Numbers numbers numbers, film industry edition

This week you probably read headlines to the effect of, Hollywood has biggest box office year ever.

That’s technically true if you are counting gross domestic revenue, and you don’t adjust for inflation.

Bloomberg digs into the numbers.

Turns out, gross domestic revenue (US and Canada) was up 4 percent from last year to $9.6 billion.


One, that doesn’t adjust for inflation.

Two, that doesn’t adjust for an aggregate 4.6 percent rise in ticket prices.

Some of that rise in ticket prices can be attributed to keeping up with inflation, but not all of it.

Three, ticket sales tell a different story.

About 1.41 billion tickets were sold this year, about the same number as last year.However, in 2002, 1.61 billion tickets were sold.

So, ticket sales are down 12% over the last 5 years.

The big macro story is that once upon a time, most Americans routinely went to the movies. Today, only a minority do. And that minority continues to shrink.

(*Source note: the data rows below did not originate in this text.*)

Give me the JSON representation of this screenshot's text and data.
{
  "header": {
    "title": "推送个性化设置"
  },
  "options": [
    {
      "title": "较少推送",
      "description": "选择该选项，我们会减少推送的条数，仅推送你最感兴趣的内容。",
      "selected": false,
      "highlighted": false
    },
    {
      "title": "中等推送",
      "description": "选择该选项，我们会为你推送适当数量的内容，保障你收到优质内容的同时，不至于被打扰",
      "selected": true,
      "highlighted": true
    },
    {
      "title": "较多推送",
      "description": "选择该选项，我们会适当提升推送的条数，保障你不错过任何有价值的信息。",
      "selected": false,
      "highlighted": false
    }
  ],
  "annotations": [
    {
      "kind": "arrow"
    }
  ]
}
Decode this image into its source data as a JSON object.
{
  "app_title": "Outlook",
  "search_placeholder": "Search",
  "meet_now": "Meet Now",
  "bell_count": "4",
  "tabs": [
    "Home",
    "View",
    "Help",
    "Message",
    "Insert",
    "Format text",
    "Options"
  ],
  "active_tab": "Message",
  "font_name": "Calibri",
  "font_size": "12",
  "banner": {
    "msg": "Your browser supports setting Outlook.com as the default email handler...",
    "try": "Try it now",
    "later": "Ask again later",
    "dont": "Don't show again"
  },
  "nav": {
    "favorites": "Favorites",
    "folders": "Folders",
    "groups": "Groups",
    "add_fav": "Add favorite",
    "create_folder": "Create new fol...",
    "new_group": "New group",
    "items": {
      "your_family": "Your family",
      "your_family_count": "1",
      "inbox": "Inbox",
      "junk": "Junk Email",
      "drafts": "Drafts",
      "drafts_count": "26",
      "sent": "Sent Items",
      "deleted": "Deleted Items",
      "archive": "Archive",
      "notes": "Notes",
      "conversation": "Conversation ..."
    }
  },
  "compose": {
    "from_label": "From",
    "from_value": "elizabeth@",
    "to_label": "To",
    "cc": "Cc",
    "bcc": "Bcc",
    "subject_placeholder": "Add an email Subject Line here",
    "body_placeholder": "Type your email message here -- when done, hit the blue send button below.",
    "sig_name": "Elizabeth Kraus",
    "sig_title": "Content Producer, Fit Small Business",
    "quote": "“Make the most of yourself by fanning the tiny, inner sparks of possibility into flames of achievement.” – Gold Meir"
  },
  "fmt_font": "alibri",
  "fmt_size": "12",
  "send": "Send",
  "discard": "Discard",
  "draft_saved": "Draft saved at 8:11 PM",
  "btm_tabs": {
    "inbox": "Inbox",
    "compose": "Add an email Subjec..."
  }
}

From here on out, Hollywood can — and will — continue to raise ticket prices to offset shrinking audiences. But that will presumably just cause the audiences to shrink faster.